We seem to have reverted to the days of Speaker Bercow breaking Parliamentary law to usurp the position, de facto, of the PM in setting the timetable of the Commons. We are back to Chancellor Hammond conducting secret meetings with EU lawyers to write legislation preventing a no-deal Brexit, legislation which basically forced the UK to sign the WA. This constitutional subversion was overcome by the electorate in giving PM Johnson an 80-seat majority. But the remainer ‘Conservatives’ simply stayed in their burrows till opportunities arose to continue their sabotage. Brexit was always about regaining our democratic liberal way of sovereign self-governance: these technocratic Remainer globalists feel more loyalty to the EU than to the UK, and have little time for the national borders so necessary for democracy, in line with Whitehall ideology and its machine for decades synthesised to Brussels.
Frau Merkel is issuing punishment threats if the Bill goes through. Barnier has threatened to block UK food exports across the Channel and from the UK to Northern Ireland. No doubt the U-boats are being built in Bremerhaven and the EU will send us the invoice. These threats simply add to the long list of evidence that the EU is not negotiating in anything like good faith. It wants a UK trade colony, not a partner.
This faux outrage about breaking international law deserves wider scrutiny. Treaties of the EU can never be broken, opened or amended, OK? So let’s go back to the Lisbon Treaty, closed, sealed, unbreakable: well, no, the Franco-German axis forced the EU to open and amend this Treaty when they wanted to extract more cash from member states to pay for the Greek bailout loans. At the time Irwin Stelzer wrote:
‘The Franco-German alliance announced that it will seek to have the Lisbon Treaty amended to incorporate a provision setting up a permanent bailout fund, and to strip nations that breach EU fiscal rules of their voting rights in the EU. Late Saturday, EU leaders capitulated, and signed on to the plan to amend the Lisbon Treaty.
‘Note that this plan covers all EU members, not only those countries that replaced their own currencies with the euro.
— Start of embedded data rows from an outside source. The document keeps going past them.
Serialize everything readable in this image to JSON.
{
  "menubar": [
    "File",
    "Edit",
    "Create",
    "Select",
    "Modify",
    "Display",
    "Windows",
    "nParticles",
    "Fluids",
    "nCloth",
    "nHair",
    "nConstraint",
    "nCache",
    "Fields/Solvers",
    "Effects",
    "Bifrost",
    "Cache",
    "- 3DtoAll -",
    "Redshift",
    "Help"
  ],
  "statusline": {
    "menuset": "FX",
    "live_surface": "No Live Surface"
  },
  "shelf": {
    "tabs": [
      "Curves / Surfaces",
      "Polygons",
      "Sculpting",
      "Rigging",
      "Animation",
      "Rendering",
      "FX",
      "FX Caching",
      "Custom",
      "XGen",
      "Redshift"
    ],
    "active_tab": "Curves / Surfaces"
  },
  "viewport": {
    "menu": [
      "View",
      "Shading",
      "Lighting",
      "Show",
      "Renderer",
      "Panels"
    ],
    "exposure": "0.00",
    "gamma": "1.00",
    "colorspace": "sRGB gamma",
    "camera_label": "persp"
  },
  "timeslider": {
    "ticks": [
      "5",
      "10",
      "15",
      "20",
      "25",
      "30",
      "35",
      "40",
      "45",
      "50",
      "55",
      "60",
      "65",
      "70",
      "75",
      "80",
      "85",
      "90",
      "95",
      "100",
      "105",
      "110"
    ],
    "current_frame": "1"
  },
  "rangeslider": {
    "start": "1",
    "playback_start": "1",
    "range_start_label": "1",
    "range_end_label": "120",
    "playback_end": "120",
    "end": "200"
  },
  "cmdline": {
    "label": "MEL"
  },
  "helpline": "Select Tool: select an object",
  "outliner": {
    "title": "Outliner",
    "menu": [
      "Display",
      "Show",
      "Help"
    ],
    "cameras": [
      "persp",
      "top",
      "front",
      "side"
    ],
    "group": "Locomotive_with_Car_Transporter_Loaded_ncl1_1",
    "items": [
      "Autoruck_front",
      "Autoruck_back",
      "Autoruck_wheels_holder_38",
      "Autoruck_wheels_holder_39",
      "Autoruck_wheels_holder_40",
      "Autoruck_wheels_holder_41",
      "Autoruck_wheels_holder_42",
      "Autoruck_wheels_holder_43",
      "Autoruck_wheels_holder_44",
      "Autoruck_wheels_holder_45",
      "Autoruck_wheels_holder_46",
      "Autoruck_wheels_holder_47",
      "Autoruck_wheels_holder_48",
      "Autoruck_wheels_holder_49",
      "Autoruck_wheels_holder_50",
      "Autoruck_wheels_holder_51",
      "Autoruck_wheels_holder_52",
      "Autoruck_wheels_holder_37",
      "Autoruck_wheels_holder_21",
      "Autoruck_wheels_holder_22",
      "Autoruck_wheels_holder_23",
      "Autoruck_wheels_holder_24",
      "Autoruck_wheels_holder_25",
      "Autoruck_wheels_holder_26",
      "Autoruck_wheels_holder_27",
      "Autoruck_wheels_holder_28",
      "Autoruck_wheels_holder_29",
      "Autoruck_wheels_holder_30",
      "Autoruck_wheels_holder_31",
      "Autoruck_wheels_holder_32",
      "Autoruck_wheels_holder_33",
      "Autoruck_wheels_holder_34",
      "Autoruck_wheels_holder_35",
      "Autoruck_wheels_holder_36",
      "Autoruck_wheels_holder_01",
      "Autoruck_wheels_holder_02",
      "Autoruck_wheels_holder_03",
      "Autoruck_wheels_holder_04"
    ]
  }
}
If subjecting Britain to fines if the eurocracy doesn’t approve of its fiscal policy, and being able to call on British cash for bailouts isn’t a further transfer of sovereignty from Britain to Brussels, it is difficult to tell what is.’
So treaties can be opened and amended and were, when it suited France and Germany. Of course this Greek story descends into the depths of Hades when Germany got the ECB to cutoff liquidity to the Greek banks, overnight crippling their economy. The EU took over running the Greek economy and battered it savagely, to save the German and French banks which had overdone loans to Greece and refused to let that nation go into insolvency. The fact that is less well known is that Germany profited immensely from this crucifixion of Greece. An institute based in Halle argued Germany’s balanced budget was possible in large part only because of her interest savings amid the debt crisis. The estimated €100billion Germany had saved since 2010 accounted for over 3 per cent of GDP, it said.
The EU has a dark history of inhumane treatment of its members, to the advantage of its Franco-German core. Italy knows this all too well, having an elected leader ejected in favour of an EU technocrat replacement and economy-shrinking austerity measures imposed, all to keep the euro currency from harm.
So, Conservative parliamentarians and peers, remember this: you are inviting a wolf into the fold with your grandstanding Remainer binding of the hands of PM Johnson – to quote Sir John Major.